_Description of the task_:
Search the data below, and report every line in which "avatar" occurs.

_Data provided_:
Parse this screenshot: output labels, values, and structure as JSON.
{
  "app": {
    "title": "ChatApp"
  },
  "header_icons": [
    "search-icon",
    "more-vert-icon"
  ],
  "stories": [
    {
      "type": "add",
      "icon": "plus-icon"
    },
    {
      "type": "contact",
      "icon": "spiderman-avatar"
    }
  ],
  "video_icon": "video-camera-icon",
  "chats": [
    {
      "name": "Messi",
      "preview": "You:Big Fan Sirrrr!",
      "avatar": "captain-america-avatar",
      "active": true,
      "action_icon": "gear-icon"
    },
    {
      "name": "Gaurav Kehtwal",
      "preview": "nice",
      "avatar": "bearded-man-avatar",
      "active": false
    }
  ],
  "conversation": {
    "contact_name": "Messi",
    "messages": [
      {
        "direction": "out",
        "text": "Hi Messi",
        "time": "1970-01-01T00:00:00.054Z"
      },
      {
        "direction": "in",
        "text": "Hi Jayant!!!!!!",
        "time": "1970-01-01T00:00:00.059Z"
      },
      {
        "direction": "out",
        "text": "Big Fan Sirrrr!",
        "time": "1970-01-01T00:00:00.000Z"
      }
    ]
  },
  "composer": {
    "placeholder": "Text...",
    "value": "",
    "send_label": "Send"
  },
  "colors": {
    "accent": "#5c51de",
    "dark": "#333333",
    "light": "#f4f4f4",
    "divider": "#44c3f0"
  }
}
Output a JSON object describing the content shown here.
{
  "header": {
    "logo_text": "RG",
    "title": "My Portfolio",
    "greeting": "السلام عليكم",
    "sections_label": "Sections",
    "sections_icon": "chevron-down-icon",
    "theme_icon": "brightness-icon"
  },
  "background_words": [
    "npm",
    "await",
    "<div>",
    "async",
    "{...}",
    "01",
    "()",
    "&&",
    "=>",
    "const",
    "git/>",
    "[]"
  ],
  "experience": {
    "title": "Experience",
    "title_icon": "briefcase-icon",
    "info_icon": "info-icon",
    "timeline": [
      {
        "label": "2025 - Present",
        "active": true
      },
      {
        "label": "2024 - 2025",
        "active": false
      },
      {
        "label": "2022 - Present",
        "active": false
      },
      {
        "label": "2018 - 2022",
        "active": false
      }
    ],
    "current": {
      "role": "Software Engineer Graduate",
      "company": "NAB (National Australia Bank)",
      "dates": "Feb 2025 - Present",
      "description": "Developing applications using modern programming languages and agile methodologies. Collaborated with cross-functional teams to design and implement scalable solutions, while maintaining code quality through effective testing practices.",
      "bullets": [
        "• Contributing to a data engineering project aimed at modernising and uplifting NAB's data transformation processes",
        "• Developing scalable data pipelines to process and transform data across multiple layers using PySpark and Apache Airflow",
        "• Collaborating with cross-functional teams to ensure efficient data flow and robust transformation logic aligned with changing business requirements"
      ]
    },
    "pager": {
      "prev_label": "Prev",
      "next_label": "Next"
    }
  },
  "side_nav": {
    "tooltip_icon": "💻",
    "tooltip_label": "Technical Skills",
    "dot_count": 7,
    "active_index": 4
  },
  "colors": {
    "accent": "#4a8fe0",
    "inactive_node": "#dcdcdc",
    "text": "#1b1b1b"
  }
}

_The answer_:
      "icon": "spiderman-avatar"
      "avatar": "captain-america-avatar",
      "avatar": "bearded-man-avatar",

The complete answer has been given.